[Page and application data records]
═══

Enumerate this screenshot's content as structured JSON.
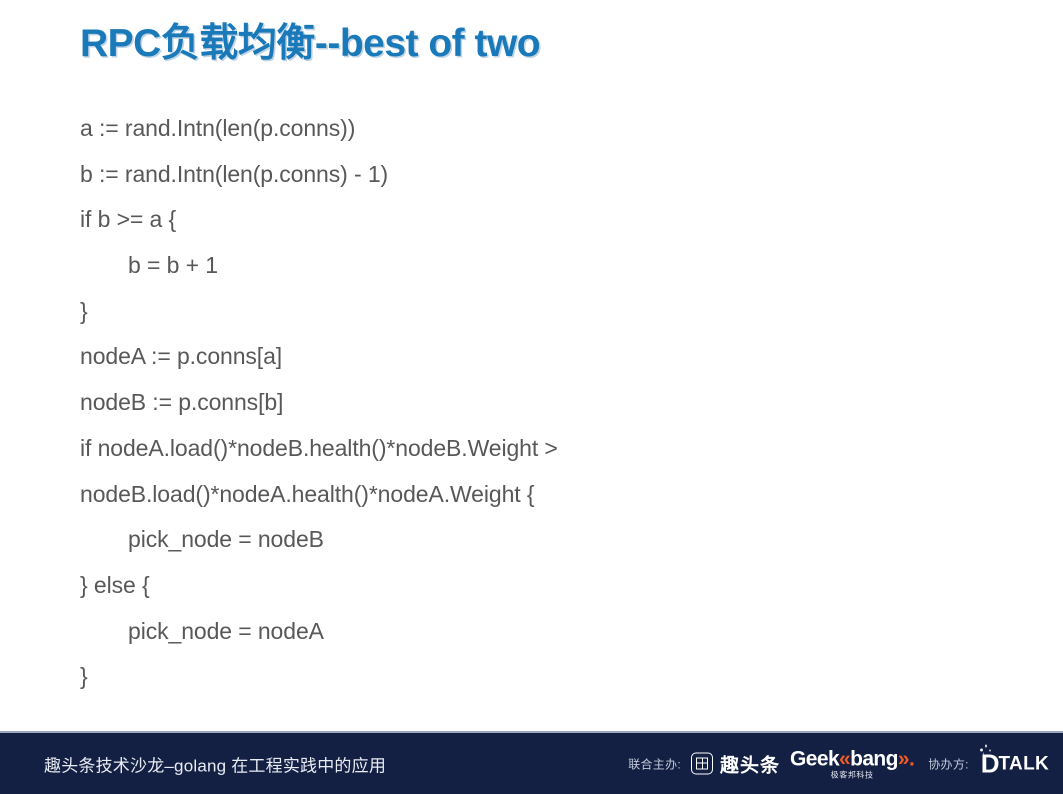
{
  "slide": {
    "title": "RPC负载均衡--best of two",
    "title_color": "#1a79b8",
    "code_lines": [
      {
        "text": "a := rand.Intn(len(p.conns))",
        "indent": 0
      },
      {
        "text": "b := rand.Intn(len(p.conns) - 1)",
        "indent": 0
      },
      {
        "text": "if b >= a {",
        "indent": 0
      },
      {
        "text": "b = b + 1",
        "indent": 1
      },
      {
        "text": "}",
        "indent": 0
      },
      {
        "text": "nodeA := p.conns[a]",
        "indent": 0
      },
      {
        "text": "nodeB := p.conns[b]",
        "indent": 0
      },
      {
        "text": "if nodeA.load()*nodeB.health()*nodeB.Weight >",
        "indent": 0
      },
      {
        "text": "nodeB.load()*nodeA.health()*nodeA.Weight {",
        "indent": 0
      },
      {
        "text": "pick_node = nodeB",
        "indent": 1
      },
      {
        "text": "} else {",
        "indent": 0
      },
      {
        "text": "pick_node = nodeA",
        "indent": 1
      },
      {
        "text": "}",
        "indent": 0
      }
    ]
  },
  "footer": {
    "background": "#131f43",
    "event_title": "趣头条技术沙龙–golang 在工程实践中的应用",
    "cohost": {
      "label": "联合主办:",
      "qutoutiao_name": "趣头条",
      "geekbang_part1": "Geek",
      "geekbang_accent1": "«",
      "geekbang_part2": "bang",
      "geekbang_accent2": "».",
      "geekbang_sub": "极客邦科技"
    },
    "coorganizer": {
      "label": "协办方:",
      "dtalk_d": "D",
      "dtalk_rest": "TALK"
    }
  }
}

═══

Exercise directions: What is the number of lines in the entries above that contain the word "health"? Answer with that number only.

The completed task: 2